CREATING A COMPREHENSIVE SCHOOL-WIDE PLAN

A comprehensive school-wide plan consists of a range of evidence-based strategies to achieve four important goals:

* Developing self-discipline

* Preventing misbehavior

* Correcting misbehavior

* Remediating and responding to serious and chronic behavior problems.

Developing Self-Discipline

Self-discipline is seen in socially responsible behavior that is motivated primarily by intrinsic factors, not solely by the anticipation of external rewards or fear of punishment. Self-discipline promotes positive relations with others and a positive school climate, fosters academic achievement, and promotes self-worth and emotional well-being. Specific strategies include:

* Implement curriculum activities that teach social, emotional, and behavioral competencies.

* Provide multiple models of social and moral problem-solving and responsible behavior as part of the curriculum and school culture.

* Provide opportunities for students to apply skills of social and moral problem-solving and responsible behavior.

* Challenge self-centered thinking. Nearly all children tend to rationalize or justify transgressions (e.g., "He started it," "I didn't mean to hurt him," "Others did it, too"). Such self-centered thinking should be tactfully confronted, and alternative ways of thinking, feeling, and acting should be highlighted.

Preventing Discipline Problems

Authoritative discipline is proven effective and is different from authoritarian (arbitrary, inconsistent, unfair) and permissive (inattentive, unclear, and inconsistent) discipline. Authoritative adults set high standards and hold high expectations; enforce rules and standards in a firm, fair, and consistent manner; and promote autonomy by encouraging students' active participation in decisions regarding their behavior. Authoritative adults focus on positive, proactive techniques for increasing the likelihood that students will exhibit appropriate behavior willingly rather than grudgingly. Specific strategies include:

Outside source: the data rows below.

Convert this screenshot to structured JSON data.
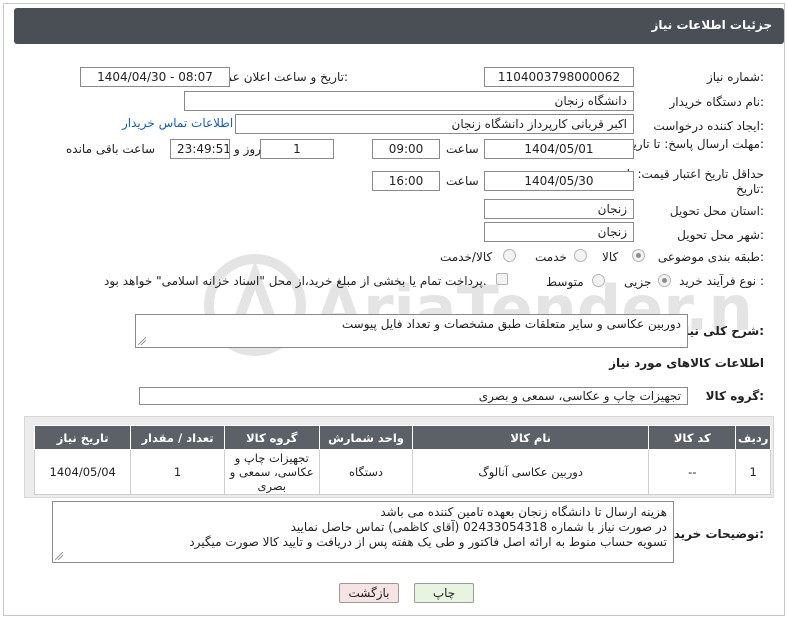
{
  "header": {
    "title": "جزئیات اطلاعات نیاز"
  },
  "fields": {
    "need_number_label": "شماره نیاز:",
    "need_number": "1104003798000062",
    "announce_label": "تاریخ و ساعت اعلان عمومی:",
    "announce_value": "1404/04/30 - 08:07",
    "buyer_org_label": "نام دستگاه خریدار:",
    "buyer_org": "دانشگاه زنجان",
    "creator_label": "ایجاد کننده درخواست:",
    "creator": "اکبر قربانی کارپرداز دانشگاه زنجان",
    "contact_link": "اطلاعات تماس خریدار",
    "reply_deadline_label": "مهلت ارسال پاسخ: تا تاریخ:",
    "reply_date": "1404/05/01",
    "time_label": "ساعت",
    "reply_time": "09:00",
    "days_count": "1",
    "days_label": "روز و",
    "remaining_time": "23:49:51",
    "remaining_label": "ساعت باقی مانده",
    "price_validity_label": "حداقل تاریخ اعتبار قیمت: تا تاریخ:",
    "price_date": "1404/05/30",
    "time_label2": "ساعت",
    "price_time": "16:00",
    "province_label": "استان محل تحویل:",
    "province": "زنجان",
    "city_label": "شهر محل تحویل:",
    "city": "زنجان",
    "category_label": "طبقه بندی موضوعی:",
    "category_options": [
      "کالا",
      "خدمت",
      "کالا/خدمت"
    ],
    "process_label": "نوع فرآیند خرید :",
    "process_options": [
      "جزیی",
      "متوسط"
    ],
    "payment_note": "پرداخت تمام یا بخشی از مبلغ خرید،از محل \"اسناد خزانه اسلامی\" خواهد بود."
  },
  "description": {
    "label": "شرح کلی نیاز:",
    "value": "دوربین عکاسی و سایر متعلقات طبق مشخصات و تعداد فایل پیوست"
  },
  "goods_section": {
    "title": "اطلاعات کالاهای مورد نیاز",
    "group_label": "گروه کالا:",
    "group_value": "تجهیزات چاپ و عکاسی، سمعی و بصری"
  },
  "table": {
    "headers": [
      "ردیف",
      "کد کالا",
      "نام کالا",
      "واحد شمارش",
      "گروه کالا",
      "تعداد / مقدار",
      "تاریخ نیاز"
    ],
    "rows": [
      [
        "1",
        "--",
        "دوربین عکاسی آنالوگ",
        "دستگاه",
        "تجهیزات چاپ و عکاسی، سمعی و بصری",
        "1",
        "1404/05/04"
      ]
    ]
  },
  "buyer_notes": {
    "label": "توضیحات خریدار:",
    "lines": [
      "هزینه ارسال تا دانشگاه زنجان بعهده تامین کننده می باشد",
      "در صورت نیاز با شماره 02433054318 (آقای کاظمی) تماس حاصل نمایید",
      "تسویه حساب منوط به ارائه اصل فاکتور و طی یک هفته پس از دریافت و تایید کالا صورت میگیرد"
    ]
  },
  "buttons": {
    "print": "چاپ",
    "back": "بازگشت"
  },
  "watermark_text": "AriaTender.neT",
  "colors": {
    "header_bg": "#4a4f56",
    "table_header_bg": "#5c6168",
    "link": "#1a5fb4",
    "print_btn": "#e6f4e0",
    "back_btn": "#f6e3e3"
  }
}
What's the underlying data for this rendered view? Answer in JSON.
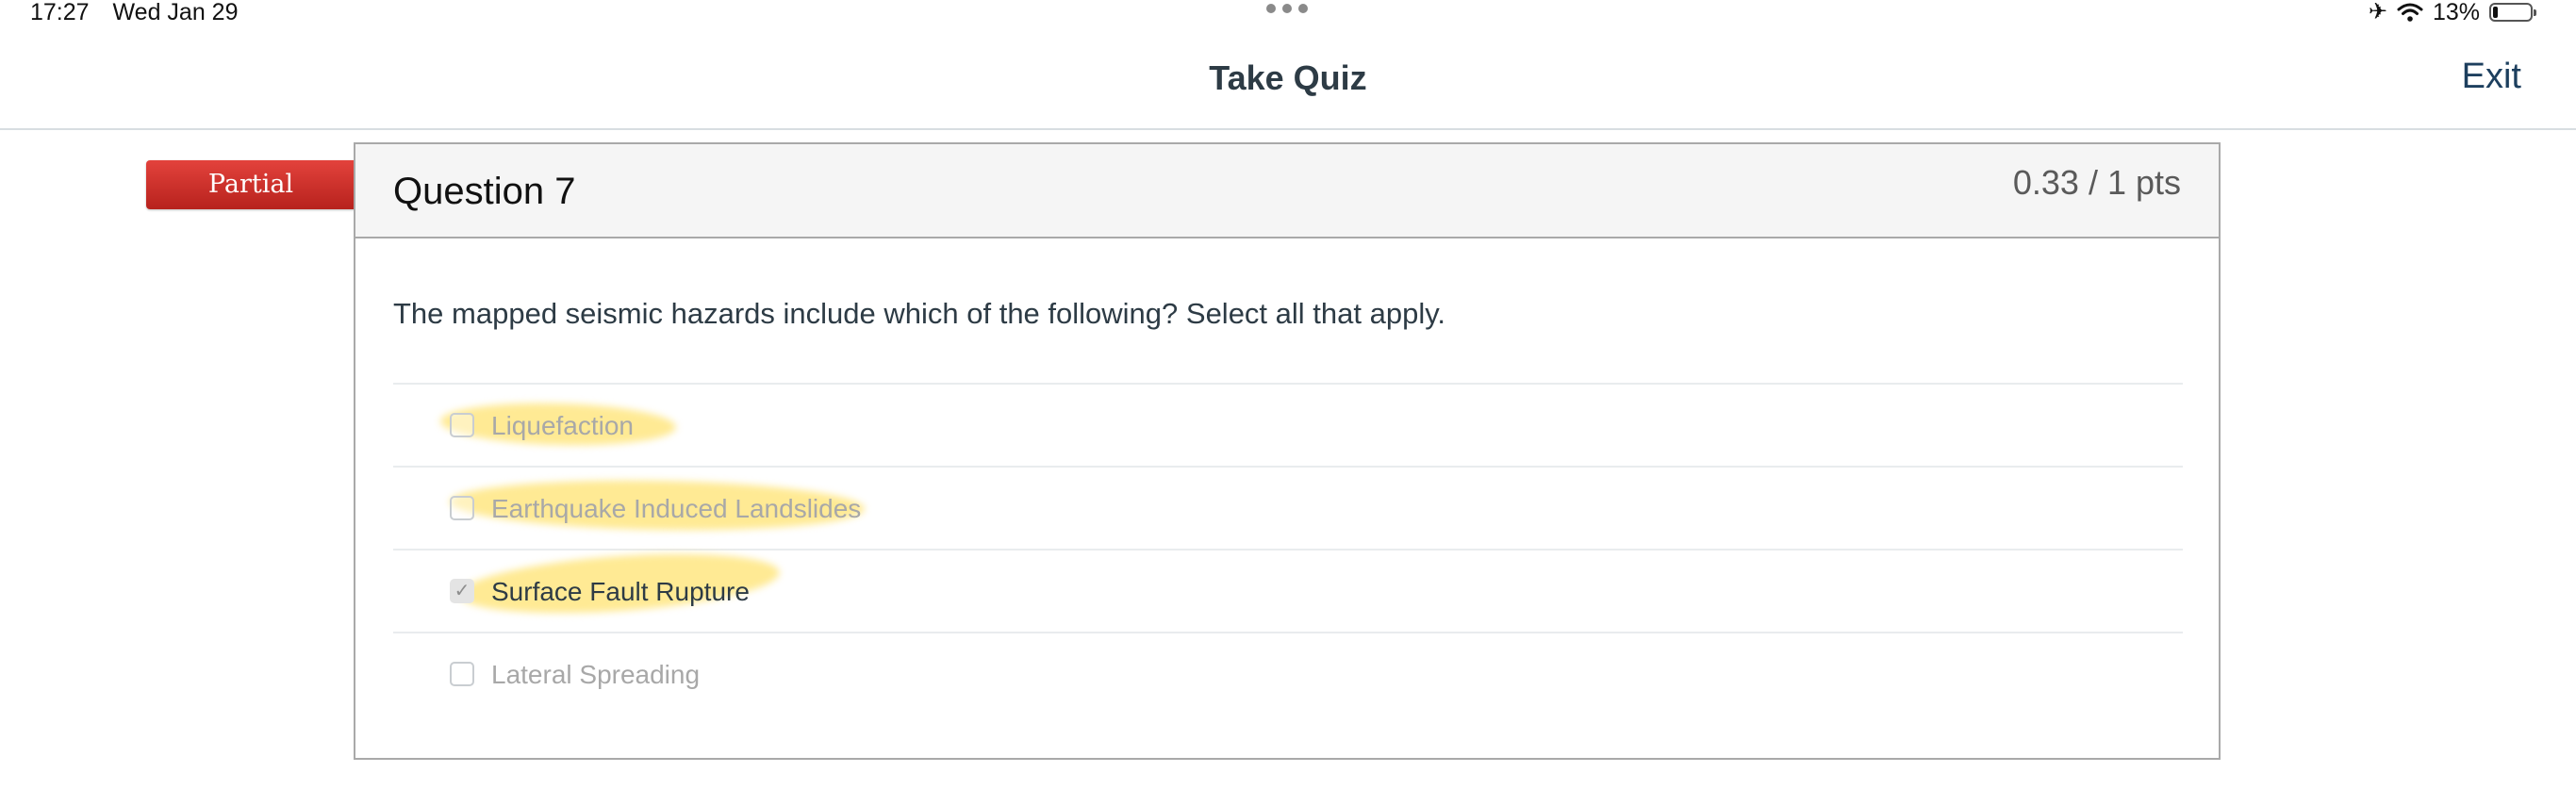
{
  "status_bar": {
    "time": "17:27",
    "date": "Wed Jan 29",
    "battery_percent": "13%",
    "battery_level": 0.13,
    "icons": [
      "airplane-icon",
      "wifi-icon",
      "battery-icon"
    ]
  },
  "header": {
    "title": "Take Quiz",
    "exit_label": "Exit"
  },
  "flag": {
    "label": "Partial",
    "color": "#cf302a"
  },
  "question": {
    "title": "Question 7",
    "points": "0.33 / 1 pts",
    "text": "The mapped seismic hazards include which of the following? Select all that apply.",
    "answers": [
      {
        "label": "Liquefaction",
        "checked": false,
        "highlighted": true
      },
      {
        "label": "Earthquake Induced Landslides",
        "checked": false,
        "highlighted": true
      },
      {
        "label": "Surface Fault Rupture",
        "checked": true,
        "highlighted": true
      },
      {
        "label": "Lateral Spreading",
        "checked": false,
        "highlighted": false
      }
    ]
  },
  "colors": {
    "highlight": "#ffda46",
    "text_primary": "#2d3b45",
    "exit_link": "#1d3f5e"
  }
}
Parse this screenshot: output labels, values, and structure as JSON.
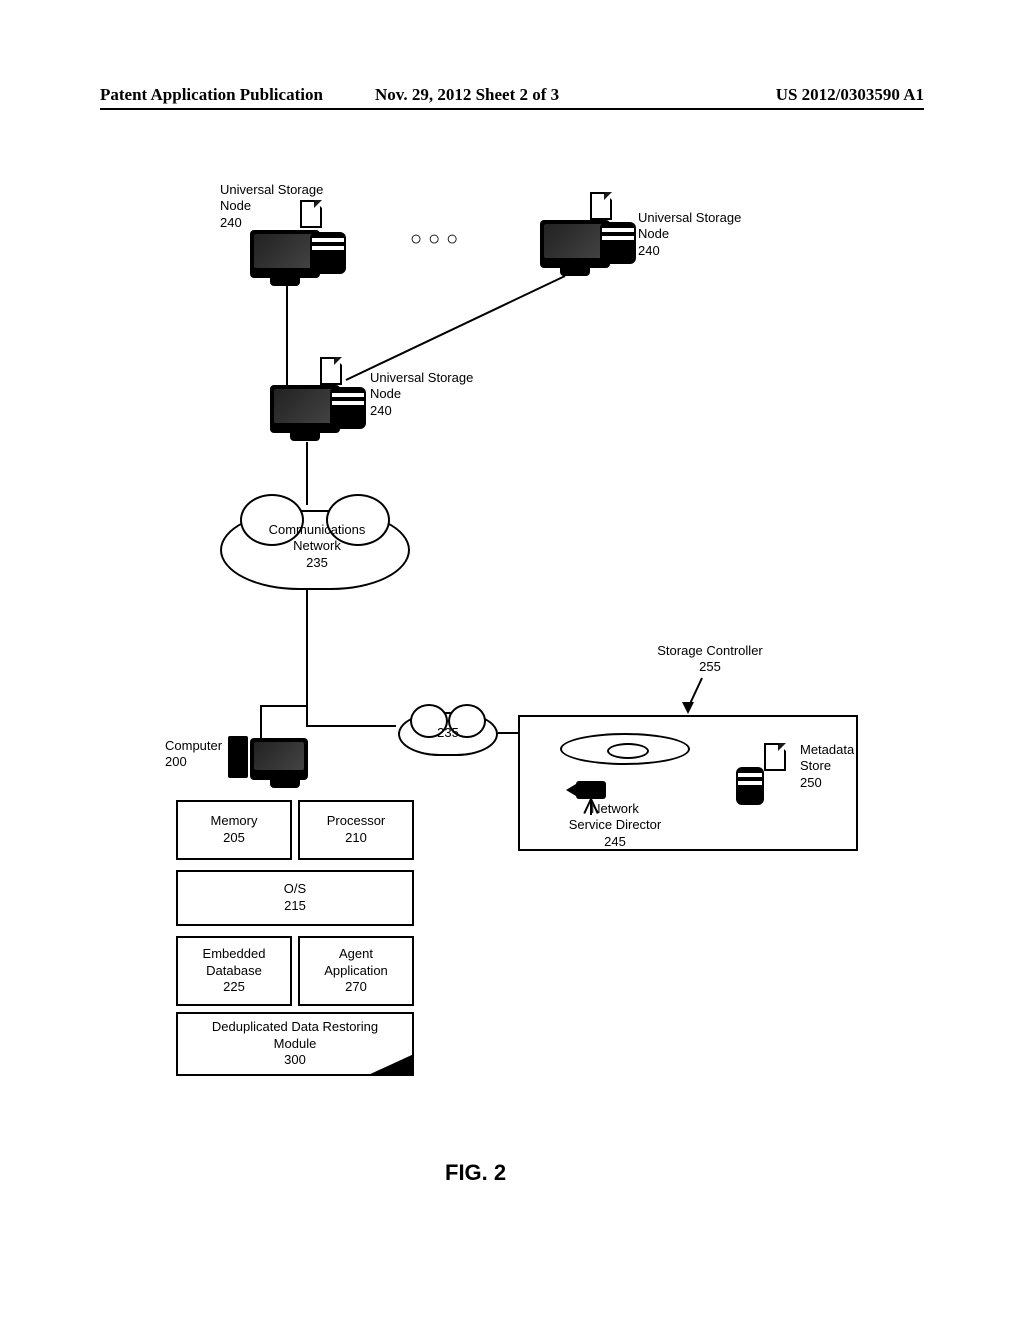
{
  "header": {
    "left": "Patent Application Publication",
    "center": "Nov. 29, 2012  Sheet 2 of 3",
    "right": "US 2012/0303590 A1"
  },
  "figure_caption": "FIG. 2",
  "nodes": {
    "usn_left": {
      "label": "Universal Storage",
      "label2": "Node",
      "ref": "240"
    },
    "usn_right": {
      "label": "Universal Storage",
      "label2": "Node",
      "ref": "240"
    },
    "usn_mid": {
      "label": "Universal Storage",
      "label2": "Node",
      "ref": "240"
    },
    "dots": "○○○",
    "cloud_main": {
      "label": "Communications",
      "label2": "Network",
      "ref": "235"
    },
    "cloud_small_ref": "235",
    "computer": {
      "label": "Computer",
      "ref": "200"
    },
    "memory": {
      "label": "Memory",
      "ref": "205"
    },
    "processor": {
      "label": "Processor",
      "ref": "210"
    },
    "os": {
      "label": "O/S",
      "ref": "215"
    },
    "embedded": {
      "label": "Embedded",
      "label2": "Database",
      "ref": "225"
    },
    "agent": {
      "label": "Agent",
      "label2": "Application",
      "ref": "270"
    },
    "dedup": {
      "label": "Deduplicated Data Restoring",
      "label2": "Module",
      "ref": "300"
    },
    "storage_controller": {
      "label": "Storage Controller",
      "ref": "255"
    },
    "metadata_store": {
      "label": "Metadata",
      "label2": "Store",
      "ref": "250"
    },
    "nsd": {
      "label": "Network",
      "label2": "Service Director",
      "ref": "245"
    }
  }
}
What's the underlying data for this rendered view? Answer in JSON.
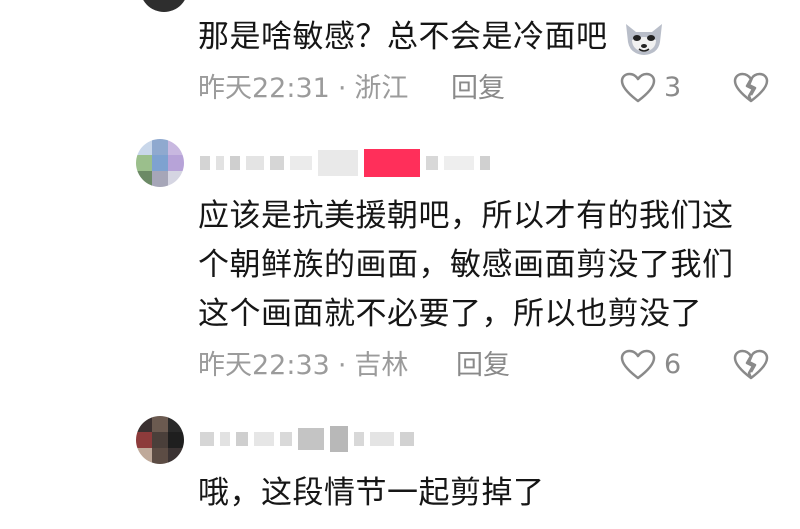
{
  "comments": [
    {
      "text": "那是啥敏感？总不会是冷面吧",
      "meta_time": "昨天22:31",
      "meta_sep": "·",
      "meta_location": "浙江",
      "reply_label": "回复",
      "like_count": "3"
    },
    {
      "lines": [
        "应该是抗美援朝吧，所以才有的我们这",
        "个朝鲜族的画面，敏感画面剪没了我们",
        "这个画面就不必要了，所以也剪没了"
      ],
      "meta_time": "昨天22:33",
      "meta_sep": "·",
      "meta_location": "吉林",
      "reply_label": "回复",
      "like_count": "6"
    },
    {
      "text": "哦，这段情节一起剪掉了"
    }
  ],
  "colors": {
    "accent_pink": "#ff2f5a",
    "meta_gray": "#9b9b9b",
    "text": "#161616"
  }
}
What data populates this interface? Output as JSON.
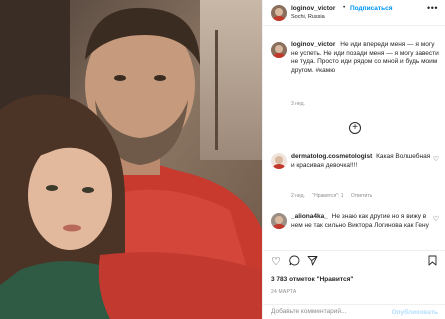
{
  "post": {
    "username": "loginov_victor",
    "follow_label": "Подписаться",
    "location": "Sochi, Russia",
    "more_icon": "more-dots-icon"
  },
  "caption": {
    "username": "loginov_victor",
    "text": "Не иди впереди меня — я могу не успеть. Не иди позади меня — я могу завести не туда. Просто иди рядом со мной и будь моим другом. #камю",
    "time": "3 нед."
  },
  "load_more_icon": "plus-circle-icon",
  "comments": [
    {
      "username": "dermatolog.cosmetologist",
      "text": "Какая Волшебная и красивая девочка!!!!",
      "meta": [
        "2 нед.",
        "\"Нравится\": 1",
        "Ответить"
      ]
    },
    {
      "username": "_aliona4ka_",
      "text": "Не знаю как другие но я вижу в нем не так сильно Виктора Логинова как Гену",
      "meta": []
    }
  ],
  "actions": {
    "icons": [
      "heart-icon",
      "comment-icon",
      "share-icon",
      "bookmark-icon"
    ]
  },
  "likes": "3 783 отметок \"Нравится\"",
  "date": "24 МАРТА",
  "add_comment": {
    "placeholder": "Добавьте комментарий...",
    "publish_label": "Опубликовать"
  },
  "colors": {
    "accent": "#0095f6",
    "publish_disabled": "#b2dffc",
    "muted": "#8e8e8e"
  }
}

* Develop positive relationships between students and staff and among students. …